I'm ready with my next crops update, but it occurred to me that not everyone knows how to distinguish the common crops here in southern Ontario. I've only learned myself, haltingly, the past few years. So here are the 6 common crops we grow (not counting the hay I talked about yesterday).
Let's start with the three common grain crops, from right to left above, wheat, oats and barley. I actually picked two stems of each and put them in my handy-dandy vase to photograph up close. I hope the educational value of these will offset the loss to the farmers!
This is winter wheat, nearly ready to harvest. Like all other grasses, it has bracts holding the seeds, and long 'awns' extending from each seed. But compared to barley (below), these awns are shorter than the length of the seedhead.
In comparison, barley has very similar seeds, but very long awns, longer than the length of the seedhead, that makes each stem look feathery.
Oats are very different, not a dense seedhead like wheat or barley, but an open group of seeds or inflorescence.
And here are the corresponding fields, first winter wheat, which will be ready for harvest soon.
The only oats I have found is in a field of peas and oats, being harvested as forage. You probably can't even see the oats in here! I'll keep searching for a field of oats by itself.
And a field of barley, with that beautiful feathery surface that catches every breeze. This field must have been planted very early to be so golden already; all the other barley I have seen is still green.
The last of the big cereal grain crops is corn, which I think everyone can recognize, a grass species with very wide leaves, that will be very tall when it's mature.
There are two other crops that are not grasses or cereals, but legumes. The first of these are soybeans, some young ones shown here, just like bean plants in your garden.
And a field of soybeans. Soybeans don't like excess rain, and a lot of soybean fields are looking rather poorly this year as a result.
Finally, another oilseed crop, canola, our prettiest crop when it's in bloom. Canola is a brassica, related to cabbage, and the lower leaves look like it.
Right now canola fields are looking like this; you can see why it's our prettiest crop. Hope you've enjoyed my pix of the big six common crops here - tomorrow an update on how crops are doing.
Those are great crops and the fields all look so nice and healthy. Interesting fact about the soybeans not appreciating excessive rainfall.

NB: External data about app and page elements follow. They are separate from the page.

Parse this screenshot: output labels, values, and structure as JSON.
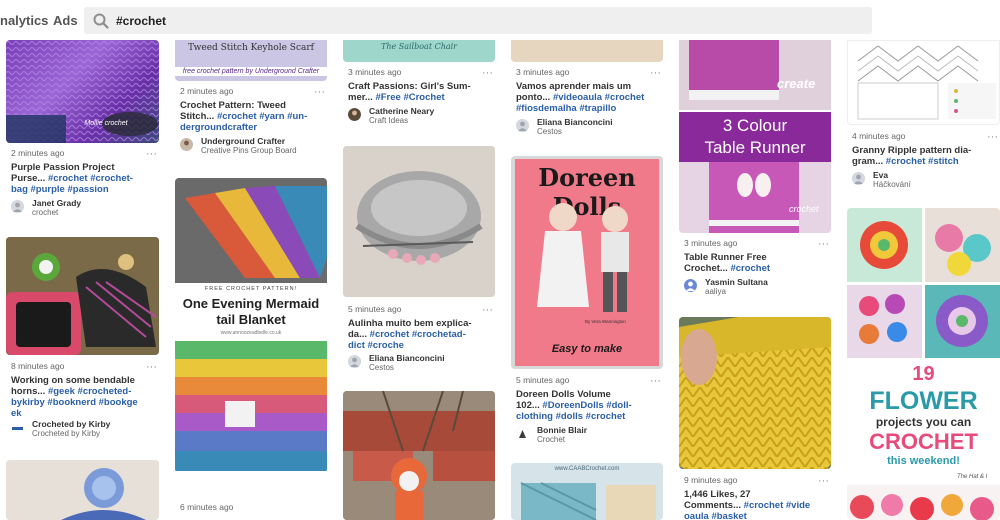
{
  "nav": {
    "analytics": "nalytics",
    "ads": "Ads"
  },
  "search": {
    "value": "#crochet"
  },
  "pins": {
    "p1": {
      "time": "2 minutes ago",
      "title_1": "Purple Passion Project",
      "title_2a": "Purse... ",
      "title_2b": "#crochet #crochet-",
      "title_3": "bag #purple #passion",
      "user": "Janet Grady",
      "board": "crochet",
      "img_caption": "Mollie crochet"
    },
    "p2": {
      "time": "8 minutes ago",
      "title_1": "Working on some bendable",
      "title_2a": "horns... ",
      "title_2b": "#geek #crocheted-",
      "title_3": "bykirby #booknerd #bookge",
      "title_4": "ek",
      "user": "Crocheted by Kirby",
      "board": "Crocheted by Kirby"
    },
    "p3": {
      "img_title": "Tweed Stitch Keyhole Scarf",
      "img_sub": "free crochet pattern by Underground Crafter",
      "time": "2 minutes ago",
      "title_1": "Crochet Pattern: Tweed",
      "title_2a": "Stitch... ",
      "title_2b": "#crochet #yarn #un-",
      "title_3": "dergroundcrafter",
      "user": "Underground Crafter",
      "board": "Creative Pins Group Board"
    },
    "p4": {
      "img_banner": "FREE CROCHET PATTERN!",
      "img_title_1": "One Evening Mermaid",
      "img_title_2": "tail Blanket",
      "img_url": "www.annoozeadbelle.co.uk",
      "time": "6 minutes ago"
    },
    "p5": {
      "img_title": "The Sailboat Chair",
      "time": "3 minutes ago",
      "title_1": "Craft Passions: Girl's Sum-",
      "title_2a": "mer... ",
      "title_2b": "#Free #Crochet",
      "user": "Catherine Neary",
      "board": "Craft Ideas"
    },
    "p6": {
      "time": "5 minutes ago",
      "title_1": "Aulinha muito bem explica-",
      "title_2a": "da... ",
      "title_2b": "#crochet #crochetad-",
      "title_3": "dict #croche",
      "user": "Eliana Bianconcini",
      "board": "Cestos"
    },
    "p7": {
      "time": "3 minutes ago",
      "title_1": "Vamos aprender mais um",
      "title_2a": "ponto... ",
      "title_2b": "#videoaula #crochet",
      "title_3": "#fiosdemalha #trapillo",
      "user": "Eliana Bianconcini",
      "board": "Cestos"
    },
    "p8": {
      "img_title": "Doreen Dolls",
      "img_small": "By Vera Wannington",
      "img_bottom": "Easy to make",
      "time": "5 minutes ago",
      "title_1": "Doreen Dolls Volume",
      "title_2a": "102... ",
      "title_2b": "#DoreenDolls #doll-",
      "title_3": "clothing #dolls #crochet",
      "user": "Bonnie Blair",
      "board": "Crochet"
    },
    "p9": {
      "img_site": "www.CAABCrochet.com"
    },
    "p10": {
      "img_word": "create",
      "img_title_1": "3 Colour",
      "img_title_2": "Table Runner",
      "img_logo": "crochet",
      "time": "3 minutes ago",
      "title_1": "Table Runner Free",
      "title_2a": "Crochet... ",
      "title_2b": "#crochet",
      "user": "Yasmin Sultana",
      "board": "aaliya"
    },
    "p11": {
      "time": "9 minutes ago",
      "title_1": "1,446 Likes, 27",
      "title_2a": "Comments... ",
      "title_2b": "#crochet #vide",
      "title_3": "oaula #basket"
    },
    "p12": {
      "time": "4 minutes ago",
      "title_1": "Granny Ripple pattern dia-",
      "title_2a": "gram... ",
      "title_2b": "#crochet #stitch",
      "user": "Eva",
      "board": "Háčkování"
    },
    "p13": {
      "img_num": "19",
      "img_l1": "FLOWER",
      "img_l2": "projects you can",
      "img_l3": "CROCHET",
      "img_l4": "this weekend!",
      "img_tag": "The Hat & I"
    }
  },
  "dots": "···",
  "colors": {
    "link": "#2a5fa8",
    "purple": "#8a2a9a",
    "pink_cover": "#f07a8a"
  }
}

Thanks for sharing the thoughts and photos. Warm greetings!ReplyDelete
I very much enjoyed reading about your common crops. When I was growing up on the farm in northern Indiana, we grew all of these except barley and canola.ReplyDelete
I love photographing canola. It's such a cherry crop. CarolReplyDelete
Anola is in bloom here as well. Great post.ReplyDelete
I am so glad to see these photos, and glad you explained the difference between barley and wheat. and I have been wanting to see oats for a long time. The winter wheat has been harvested here...I wanted to get a photo of them but could not stop once because of a time issue and by the time we came back it had started to rain, and the other was an issue of no place to pull off the road.ReplyDelete
A paddock of barley in a breeze is so pretty. Those close-ups, I'm sure the stems will not be missed at all.ReplyDelete
Hello, the canola field is beautiful. Lovely post and photos. Have a happy day!ReplyDelete
Just love all the summer crops around here as well, Thanks for the names of each plant.ReplyDelete
This was fun and informative at the same time! Thanks for taking the time to explain things to me. :-)ReplyDelete
Nice to see and learn the difference between wheat, barley and oats.ReplyDelete
Thanks so much.
The canola certainly is pretty!ReplyDelete
Good tutorial for folks who think food comes from the grocery store and don't/can't think beyond that.ReplyDelete
I didn't know canola was a brassica. We landed at a small airport in Ontario once and a farmer took us out to his fields to see it all in bloom. They he took us home to his wife for some berry pie. Got to love small towns and friendly people. - MargyReplyDelete
Love this post----ReplyDelete